Data records
+===+

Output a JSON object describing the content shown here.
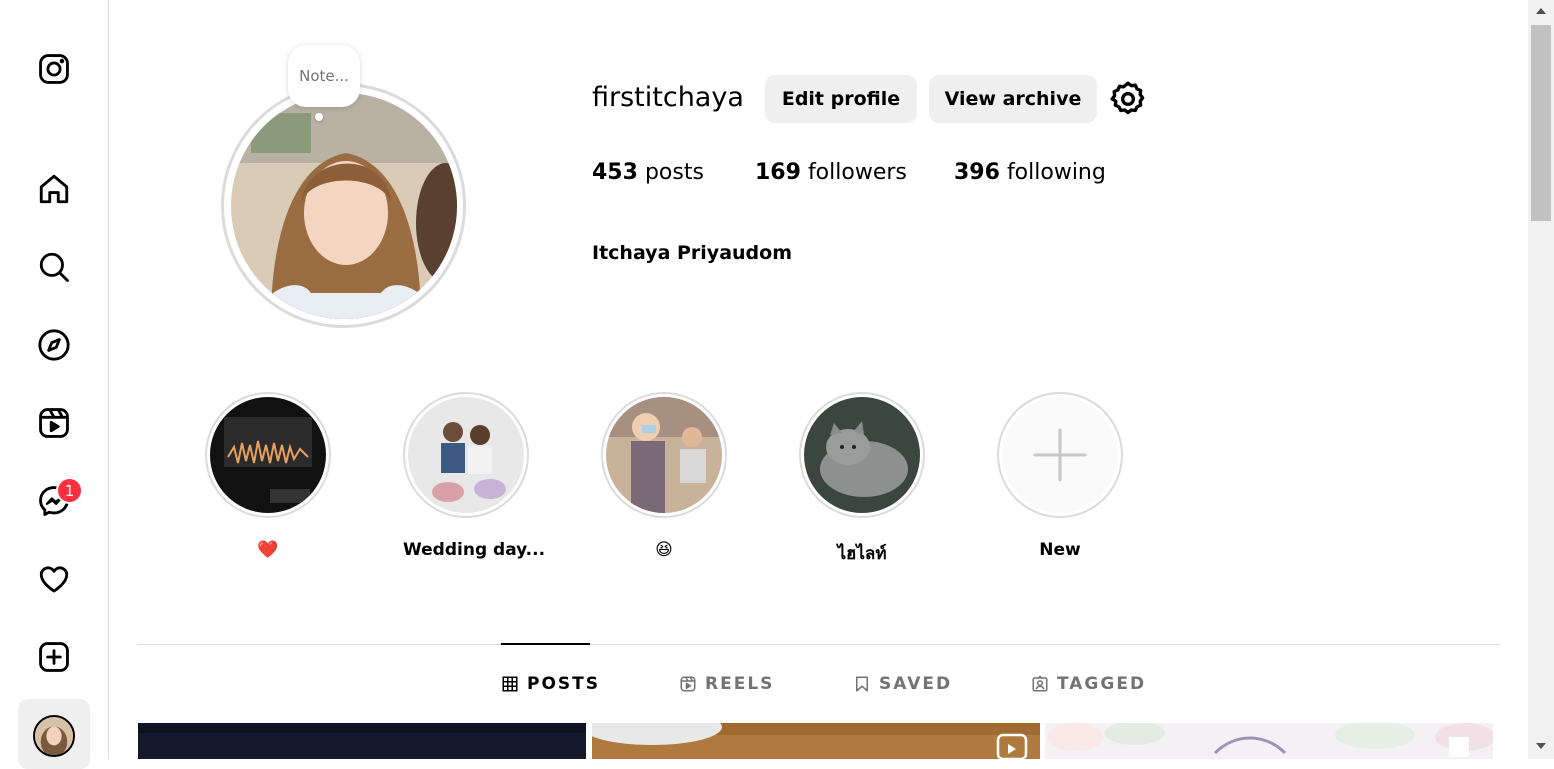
{
  "app": {
    "name": "Instagram"
  },
  "sidebar": {
    "items": [
      {
        "name": "home",
        "label": "Home"
      },
      {
        "name": "search",
        "label": "Search"
      },
      {
        "name": "explore",
        "label": "Explore"
      },
      {
        "name": "reels",
        "label": "Reels"
      },
      {
        "name": "messages",
        "label": "Messages"
      },
      {
        "name": "notifications",
        "label": "Notifications"
      },
      {
        "name": "create",
        "label": "Create"
      },
      {
        "name": "profile",
        "label": "Profile"
      }
    ],
    "messages_badge": "1"
  },
  "profile": {
    "note_placeholder": "Note...",
    "username": "firstitchaya",
    "edit_profile_label": "Edit profile",
    "view_archive_label": "View archive",
    "posts_count": "453",
    "posts_label": "posts",
    "followers_count": "169",
    "followers_label": "followers",
    "following_count": "396",
    "following_label": "following",
    "full_name": "Itchaya Priyaudom"
  },
  "highlights": [
    {
      "label": "❤️"
    },
    {
      "label": "Wedding day..."
    },
    {
      "label": "😆"
    },
    {
      "label": "ไฮไลท์"
    },
    {
      "label": "New"
    }
  ],
  "tabs": [
    {
      "label": "POSTS",
      "active": true
    },
    {
      "label": "REELS",
      "active": false
    },
    {
      "label": "SAVED",
      "active": false
    },
    {
      "label": "TAGGED",
      "active": false
    }
  ],
  "colors": {
    "badge": "#ff3040",
    "button_bg": "#efefef",
    "border": "#dbdbdb",
    "muted": "#737373"
  }
}
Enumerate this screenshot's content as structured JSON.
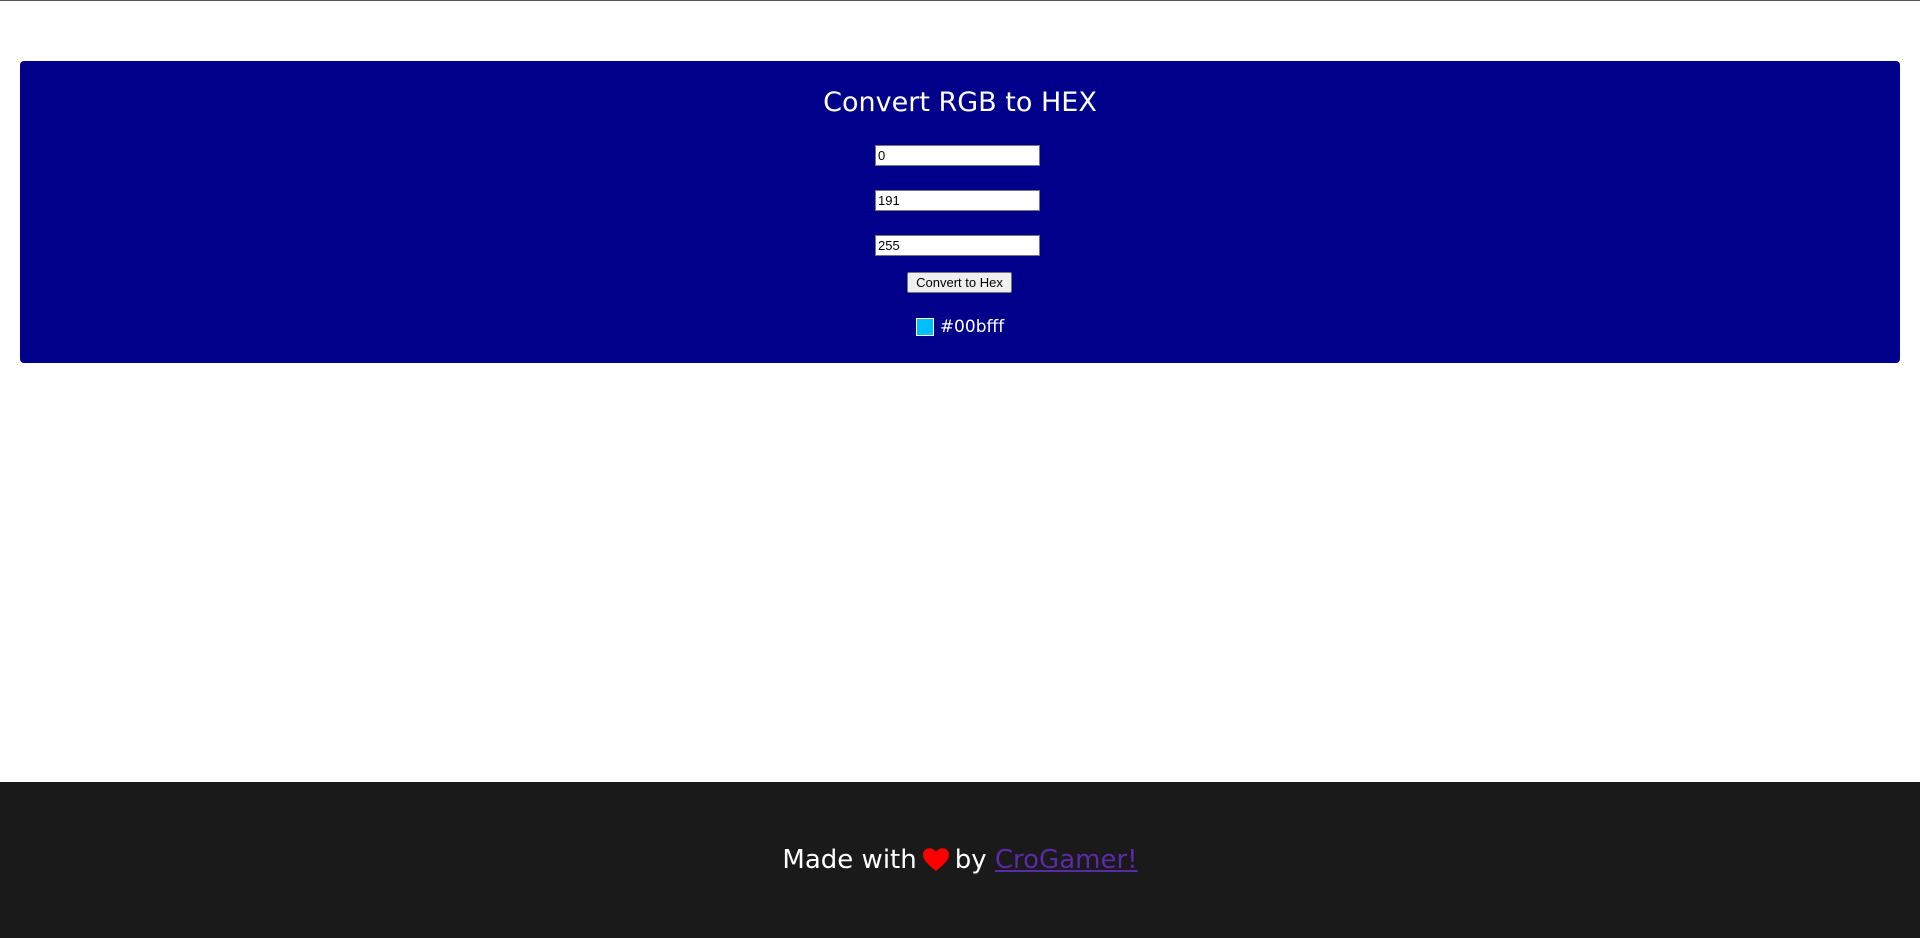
{
  "converter": {
    "title": "Convert RGB to HEX",
    "red_value": "0",
    "green_value": "191",
    "blue_value": "255",
    "button_label": "Convert to Hex",
    "result_hex": "#00bfff",
    "result_swatch_color": "#00bfff",
    "panel_color": "#00008b"
  },
  "footer": {
    "prefix": "Made with",
    "heart_icon": "heart-icon",
    "middle": "by",
    "link_text": "CroGamer!",
    "link_color": "#5a2aa8",
    "heart_color": "#ff0000",
    "background": "#1a1a1a"
  }
}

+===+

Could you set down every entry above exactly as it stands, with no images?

Output a JSON object describing the content shown here.
{
  "app": {
    "name": "Instagram"
  },
  "sidebar": {
    "items": [
      {
        "name": "home",
        "label": "Home"
      },
      {
        "name": "search",
        "label": "Search"
      },
      {
        "name": "explore",
        "label": "Explore"
      },
      {
        "name": "reels",
        "label": "Reels"
      },
      {
        "name": "messages",
        "label": "Messages"
      },
      {
        "name": "notifications",
        "label": "Notifications"
      },
      {
        "name": "create",
        "label": "Create"
      },
      {
        "name": "profile",
        "label": "Profile"
      }
    ],
    "messages_badge": "1"
  },
  "profile": {
    "note_placeholder": "Note...",
    "username": "firstitchaya",
    "edit_profile_label": "Edit profile",
    "view_archive_label": "View archive",
    "posts_count": "453",
    "posts_label": "posts",
    "followers_count": "169",
    "followers_label": "followers",
    "following_count": "396",
    "following_label": "following",
    "full_name": "Itchaya Priyaudom"
  },
  "highlights": [
    {
      "label": "❤️"
    },
    {
      "label": "Wedding day..."
    },
    {
      "label": "😆"
    },
    {
      "label": "ไฮไลท์"
    },
    {
      "label": "New"
    }
  ],
  "tabs": [
    {
      "label": "POSTS",
      "active": true
    },
    {
      "label": "REELS",
      "active": false
    },
    {
      "label": "SAVED",
      "active": false
    },
    {
      "label": "TAGGED",
      "active": false
    }
  ],
  "colors": {
    "badge": "#ff3040",
    "button_bg": "#efefef",
    "border": "#dbdbdb",
    "muted": "#737373"
  }
}
Enumerate this screenshot's content as structured JSON.
{
  "converter": {
    "title": "Convert RGB to HEX",
    "red_value": "0",
    "green_value": "191",
    "blue_value": "255",
    "button_label": "Convert to Hex",
    "result_hex": "#00bfff",
    "result_swatch_color": "#00bfff",
    "panel_color": "#00008b"
  },
  "footer": {
    "prefix": "Made with",
    "heart_icon": "heart-icon",
    "middle": "by",
    "link_text": "CroGamer!",
    "link_color": "#5a2aa8",
    "heart_color": "#ff0000",
    "background": "#1a1a1a"
  }
}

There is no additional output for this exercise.